One of the Pentagon’s key missions is to lend a hand—or a drone—during natural disasters or other domestic emergencies. But it is unclear, in the event of of a massive data breach, which element of the Defense Department is in charge of military support, according to Congress’ watchdog agency.
In other words: When there is an Ebola virus epidemic, for example, the assistant secretary of defense for health affairs steps in to help the civilian government. But it’s not clear what military official should organize forces when there is, for instance, a hospital computer virus unleashed by Iran.

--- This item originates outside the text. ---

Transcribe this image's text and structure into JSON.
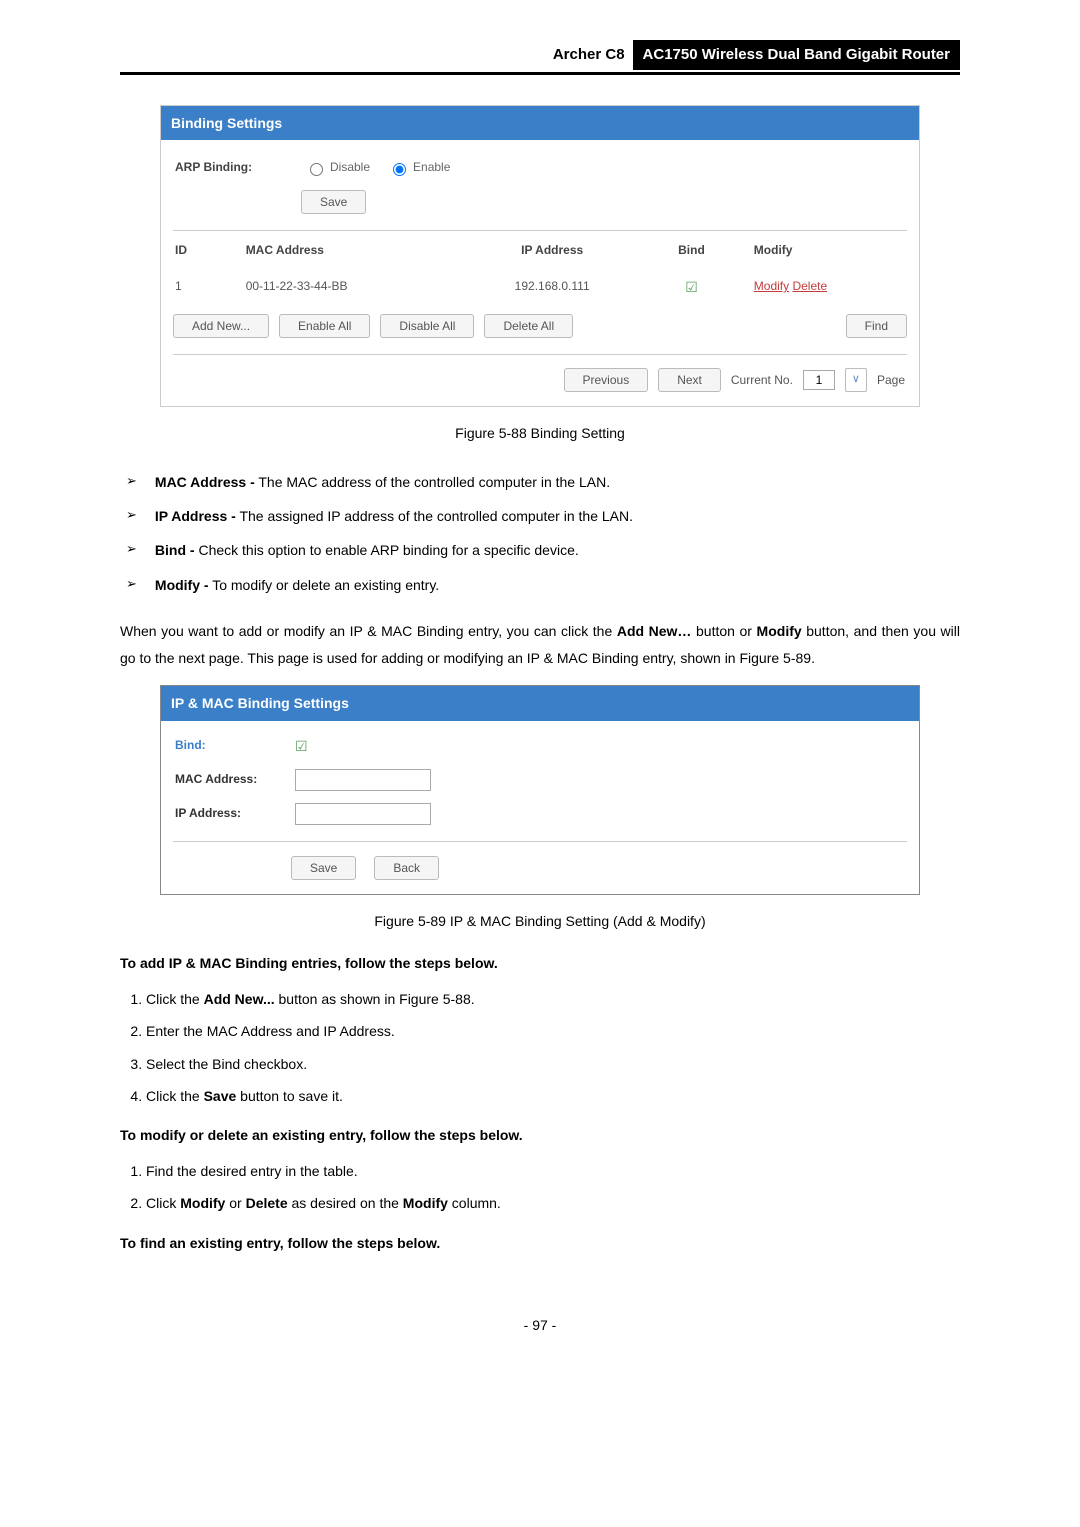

U.S. Northern Command says it is the main Pentagon support arm that fends off foreign hackers in the United States, a position at odds with policies and some top brass who say Cyber Command plays the lead in addressing stateside cyberthreats from abroad when asked.
Joseph W. Kirschbaum, Government Accountability Office director for defense capabilities and management, warned that until the Pentagon “clarifies the roles and responsibilities of its components,” the military “may not be positioned to effectively employ its forces and capabilities to support civil authorities in a cyberincident.”
In recent years, CYBERCOM and National Security Agency resources have been deployed to deal with privacy breaches at the Office of Personnel Management perpetrated by Chinese hackers, as well as a destructive attack against Sony Pictures Entertainment allegedly orchestrated by North Korea.
“DOD officials stated that the department had not yet determined the approach it would take to support a civil authority in a cyberincident and, as of January 2016, DOD had not begun efforts to issue or update guidance and did not have an estimate on when the guidance will be finalized,” Kirschbaum said.
The Pentagon is required by law to develop a plan by next month for CYBERCOM to support civil authorities in the event of a nation-state cyber strike.
For its part, Cyber Command says the Defense secretary likely would call on CYBERCOM, not NORTHCOM, to provide help during a civilian cyber emergency.
Northern Command told a different story. As of September 2015, NORTHCOM officials said “their command had not delegated this responsibility to another command.”
Full article: The Pentagon Still Hasn’t Decided Who’s In Charge If America Comes Under Cyberattack (Defense One)